→ **WHAT IS BEING ASKED**
Your answer should consist of the lines in the listing that hold "next".

→ **RAW DATA**
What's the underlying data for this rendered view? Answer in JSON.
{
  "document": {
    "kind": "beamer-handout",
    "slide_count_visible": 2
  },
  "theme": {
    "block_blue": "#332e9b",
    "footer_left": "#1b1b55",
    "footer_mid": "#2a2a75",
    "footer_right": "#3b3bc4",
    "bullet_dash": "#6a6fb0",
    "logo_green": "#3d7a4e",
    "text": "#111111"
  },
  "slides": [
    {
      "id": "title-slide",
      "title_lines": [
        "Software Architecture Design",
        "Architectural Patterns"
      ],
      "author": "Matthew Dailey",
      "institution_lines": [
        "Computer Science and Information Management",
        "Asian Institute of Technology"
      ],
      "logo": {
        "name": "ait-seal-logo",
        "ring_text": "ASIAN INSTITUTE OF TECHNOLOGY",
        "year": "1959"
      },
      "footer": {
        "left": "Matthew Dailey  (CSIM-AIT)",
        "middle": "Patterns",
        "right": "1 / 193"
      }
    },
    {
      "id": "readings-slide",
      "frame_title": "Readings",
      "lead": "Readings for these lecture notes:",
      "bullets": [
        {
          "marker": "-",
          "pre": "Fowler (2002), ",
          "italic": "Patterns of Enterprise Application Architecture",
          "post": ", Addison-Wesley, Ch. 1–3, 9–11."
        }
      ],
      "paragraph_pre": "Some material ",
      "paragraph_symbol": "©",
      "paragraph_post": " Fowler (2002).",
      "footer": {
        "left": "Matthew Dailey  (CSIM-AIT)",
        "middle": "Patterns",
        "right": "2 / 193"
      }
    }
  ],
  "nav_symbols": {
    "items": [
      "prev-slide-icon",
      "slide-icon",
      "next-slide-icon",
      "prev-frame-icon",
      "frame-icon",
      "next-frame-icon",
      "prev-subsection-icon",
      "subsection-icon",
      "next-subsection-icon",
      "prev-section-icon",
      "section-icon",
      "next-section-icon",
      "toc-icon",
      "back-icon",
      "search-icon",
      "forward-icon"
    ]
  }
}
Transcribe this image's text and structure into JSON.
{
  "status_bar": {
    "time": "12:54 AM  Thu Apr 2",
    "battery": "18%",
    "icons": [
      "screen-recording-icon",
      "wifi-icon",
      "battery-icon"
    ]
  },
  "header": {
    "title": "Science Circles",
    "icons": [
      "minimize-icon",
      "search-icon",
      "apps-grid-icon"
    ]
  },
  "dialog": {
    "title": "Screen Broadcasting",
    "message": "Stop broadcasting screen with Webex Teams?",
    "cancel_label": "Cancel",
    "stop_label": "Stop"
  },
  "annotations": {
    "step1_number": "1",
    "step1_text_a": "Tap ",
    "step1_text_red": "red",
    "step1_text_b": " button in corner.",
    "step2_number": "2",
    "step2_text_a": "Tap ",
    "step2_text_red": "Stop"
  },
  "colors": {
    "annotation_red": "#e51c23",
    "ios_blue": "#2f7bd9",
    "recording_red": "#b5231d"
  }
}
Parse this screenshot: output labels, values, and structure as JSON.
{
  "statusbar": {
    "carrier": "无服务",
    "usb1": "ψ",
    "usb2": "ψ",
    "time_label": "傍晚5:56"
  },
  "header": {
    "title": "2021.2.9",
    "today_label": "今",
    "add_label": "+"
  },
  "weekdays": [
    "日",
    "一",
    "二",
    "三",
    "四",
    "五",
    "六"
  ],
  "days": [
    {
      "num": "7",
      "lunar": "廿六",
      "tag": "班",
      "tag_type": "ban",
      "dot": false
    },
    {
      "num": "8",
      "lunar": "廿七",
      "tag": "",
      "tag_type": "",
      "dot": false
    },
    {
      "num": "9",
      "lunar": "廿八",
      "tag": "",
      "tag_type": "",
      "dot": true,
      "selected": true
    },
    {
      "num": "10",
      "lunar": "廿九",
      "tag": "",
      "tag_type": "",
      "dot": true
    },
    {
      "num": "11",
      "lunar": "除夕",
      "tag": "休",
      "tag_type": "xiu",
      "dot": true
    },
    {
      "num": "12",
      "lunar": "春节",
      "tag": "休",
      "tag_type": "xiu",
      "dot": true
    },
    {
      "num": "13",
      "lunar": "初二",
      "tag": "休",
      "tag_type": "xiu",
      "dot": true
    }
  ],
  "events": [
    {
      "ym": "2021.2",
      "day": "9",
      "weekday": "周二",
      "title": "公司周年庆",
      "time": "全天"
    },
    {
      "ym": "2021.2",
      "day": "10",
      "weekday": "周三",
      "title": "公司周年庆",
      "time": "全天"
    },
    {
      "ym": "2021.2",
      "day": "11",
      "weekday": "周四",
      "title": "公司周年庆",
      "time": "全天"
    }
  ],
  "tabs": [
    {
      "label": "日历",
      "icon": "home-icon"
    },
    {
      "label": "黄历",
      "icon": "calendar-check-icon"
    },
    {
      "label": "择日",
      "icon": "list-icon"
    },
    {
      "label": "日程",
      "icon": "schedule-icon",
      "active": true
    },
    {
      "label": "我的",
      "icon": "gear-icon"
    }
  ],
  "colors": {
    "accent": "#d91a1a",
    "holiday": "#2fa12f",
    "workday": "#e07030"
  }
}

→ **ANSWER FOR THE TASK**
      "next-slide-icon",
      "next-frame-icon",
      "next-subsection-icon",
      "next-section-icon",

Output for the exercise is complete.